It became apparent that the girl had been very much mistreated by the infamous Mrs. Wiley, and the children decided to let Mary 'stay on' at the Manse... for the time being, at least. Mary proved a welcome addition.
Despite her biting tongue and doubtful language, she could clean very well, and the Manse was reduced to a state of civility. Mary was afraid of the Reverend, did not like Martha, and was not on speaking terms with Nan Blythe, one of the Blythe children, who were constant playmates of the Merediths, and therefore indispensable. But they all grew to like Mary and her weird eyes.
World War IEdit
Rilla did not like Mary Vance, especially since Mary chased her through the village, ending her up in a 'pud-muddle' in front of Carter Flagg's store, under the startled eyes of kindly Miss Cornelia. But, when Mary Vance's amazing remedy that her grandmother had taught her saved Rilla's baby, the younger girl's opinion of the older changed. Nonetheless, the two girls did not get on over-well.
Mary Vance, before World War I, was being courted by Miller Douglas. Mrs. Elliott, Mary's adoptive mother, though, did not approve of the match. Approve or not, Mary was determined to show Miller she loved him. She told her sweetheart, upon his return, that though he was short one leg, she would stand by him. Miller became a shopkeeper, and Mary married him.
- "She had two braids of lank, thick, tow-coloured hair and very odd eyes - "white eyes," the manse children thought, as she stared at them half defiantly, half piteously. They were really of so pale a blue that they did seem almost white, especially when contrasted with the narrow black ring that circled the iris."
- —Rainbow Valley, Chapter 5
Mary is a female given name of Latin origin and means beloved. Martha is a female given name of Aramaic origin and means lady or mistress of the house. Lucilla is a female given name and means light, variant of Latin name Lucy.
- Mary shared her first name with Mary Maria Blythe, the cousin of John Blythe, Mary Keith, the mother of Davy and Dora, and with Mary Gardiner, the mother of Lewis Allen and half-sister of James Armstrong.
- She shared her second name with aunt Martha, the relative of John Meredith, Martha Copp and Martha Monkman, also known as The Woman, the resident of the Evergreens.

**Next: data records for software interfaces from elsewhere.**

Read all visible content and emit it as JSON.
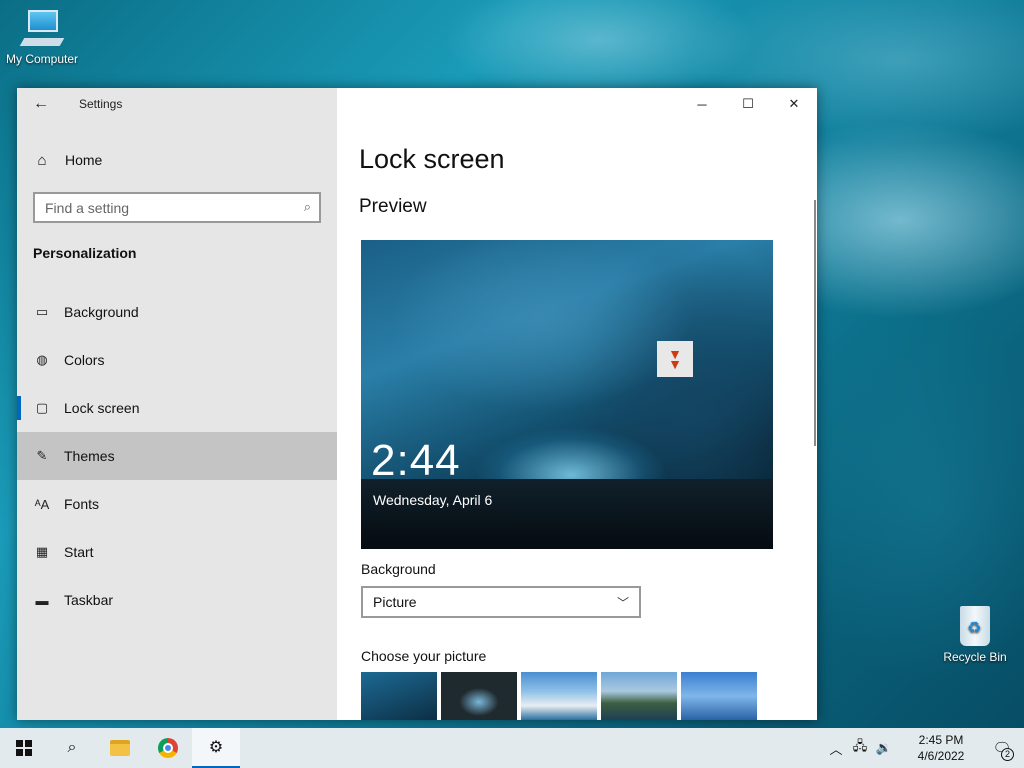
{
  "desktop": {
    "icons": [
      {
        "label": "My Computer"
      },
      {
        "label": "Recycle Bin"
      }
    ]
  },
  "window": {
    "app_title": "Settings",
    "caption": {
      "minimize": "─",
      "maximize": "☐",
      "close": "✕"
    }
  },
  "nav": {
    "home_label": "Home",
    "search_placeholder": "Find a setting",
    "section_title": "Personalization",
    "items": [
      {
        "label": "Background",
        "icon": "image-icon",
        "state": "normal"
      },
      {
        "label": "Colors",
        "icon": "palette-icon",
        "state": "normal"
      },
      {
        "label": "Lock screen",
        "icon": "lock-screen-icon",
        "state": "selected"
      },
      {
        "label": "Themes",
        "icon": "brush-icon",
        "state": "hover"
      },
      {
        "label": "Fonts",
        "icon": "font-icon",
        "state": "normal"
      },
      {
        "label": "Start",
        "icon": "start-icon",
        "state": "normal"
      },
      {
        "label": "Taskbar",
        "icon": "taskbar-icon",
        "state": "normal"
      }
    ]
  },
  "content": {
    "page_title": "Lock screen",
    "preview_title": "Preview",
    "preview_time": "2:44",
    "preview_date": "Wednesday, April 6",
    "background_label": "Background",
    "background_value": "Picture",
    "choose_label": "Choose your picture"
  },
  "taskbar": {
    "clock_time": "2:45 PM",
    "clock_date": "4/6/2022",
    "notification_count": "2"
  },
  "colors": {
    "accent": "#0067c0",
    "nav_bg": "#e6e6e6",
    "taskbar_bg": "#e2eaee"
  }
}
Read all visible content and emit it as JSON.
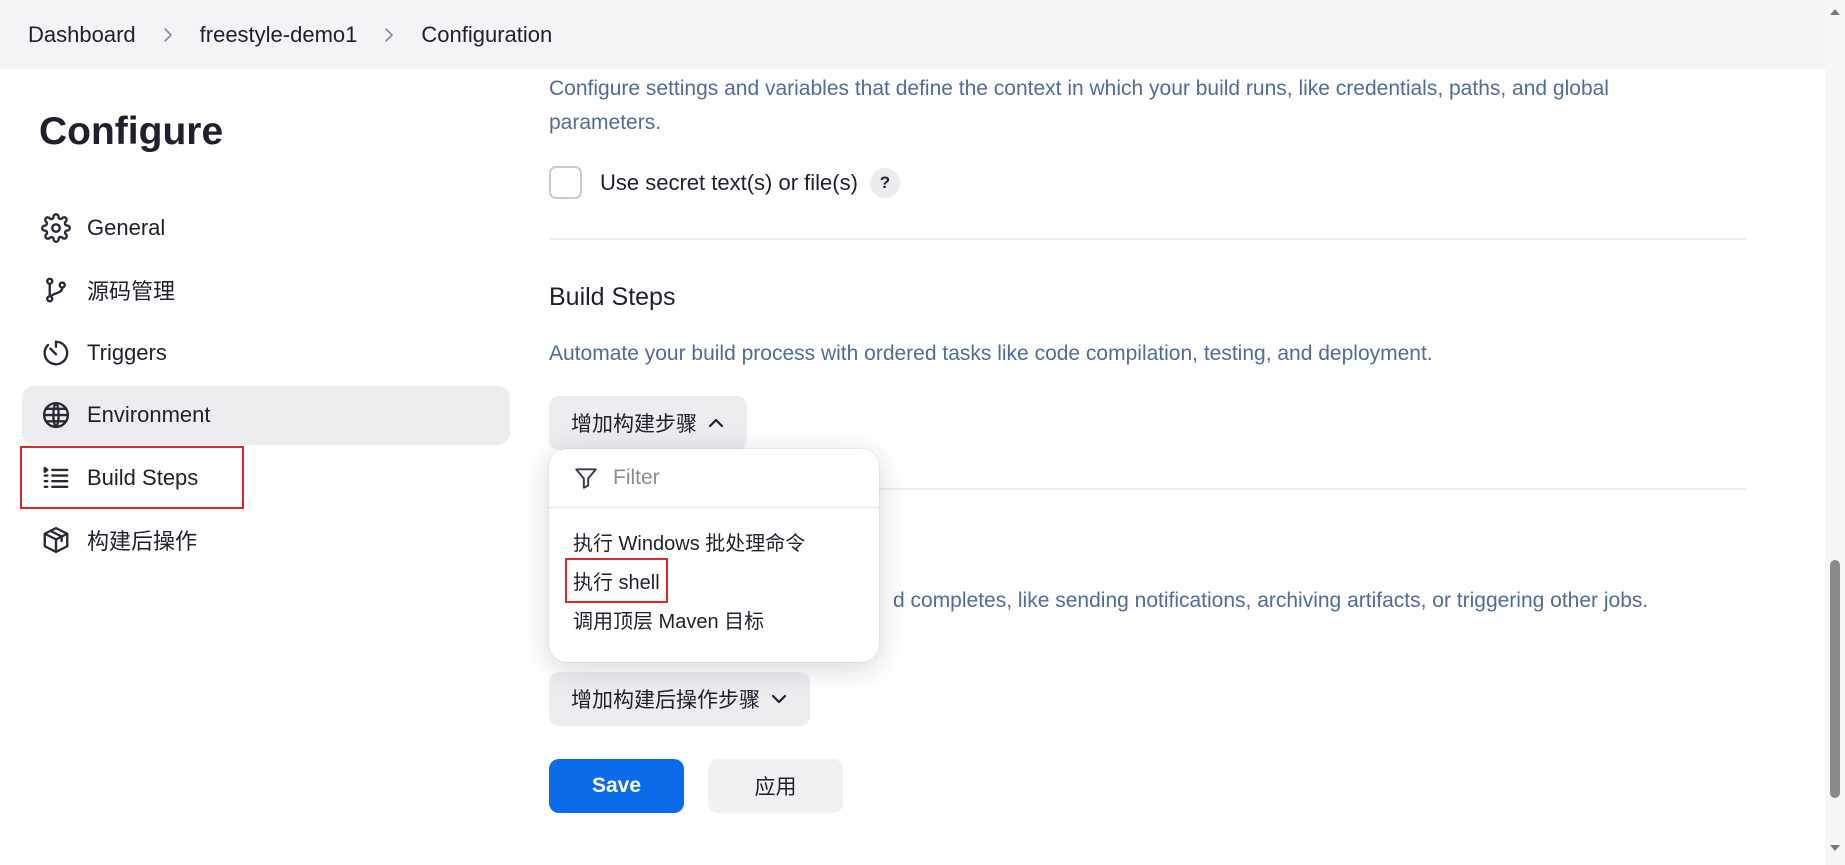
{
  "breadcrumb": {
    "items": [
      "Dashboard",
      "freestyle-demo1",
      "Configuration"
    ]
  },
  "sidebar": {
    "title": "Configure",
    "items": [
      {
        "label": "General",
        "icon": "gear-icon"
      },
      {
        "label": "源码管理",
        "icon": "git-branch-icon"
      },
      {
        "label": "Triggers",
        "icon": "timer-icon"
      },
      {
        "label": "Environment",
        "icon": "globe-icon"
      },
      {
        "label": "Build Steps",
        "icon": "list-steps-icon"
      },
      {
        "label": "构建后操作",
        "icon": "package-icon"
      }
    ]
  },
  "environment": {
    "description": "Configure settings and variables that define the context in which your build runs, like credentials, paths, and global parameters.",
    "secret_checkbox_label": "Use secret text(s) or file(s)",
    "help_label": "?"
  },
  "build_steps": {
    "title": "Build Steps",
    "description": "Automate your build process with ordered tasks like code compilation, testing, and deployment.",
    "add_button_label": "增加构建步骤"
  },
  "post_build": {
    "description_visible": "d completes, like sending notifications, archiving artifacts, or triggering other jobs.",
    "add_button_label": "增加构建后操作步骤"
  },
  "dropdown": {
    "filter_placeholder": "Filter",
    "options": [
      "执行 Windows 批处理命令",
      "执行 shell",
      "调用顶层 Maven 目标"
    ]
  },
  "actions": {
    "save_label": "Save",
    "apply_label": "应用"
  },
  "colors": {
    "primary": "#0b6be8",
    "highlight_box": "#e0262b",
    "description_text": "#4f6b9b"
  }
}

- Mary shared her third name with Lucilla Harris, a lady clerk in Samuel Lawson's store.
Short story appearances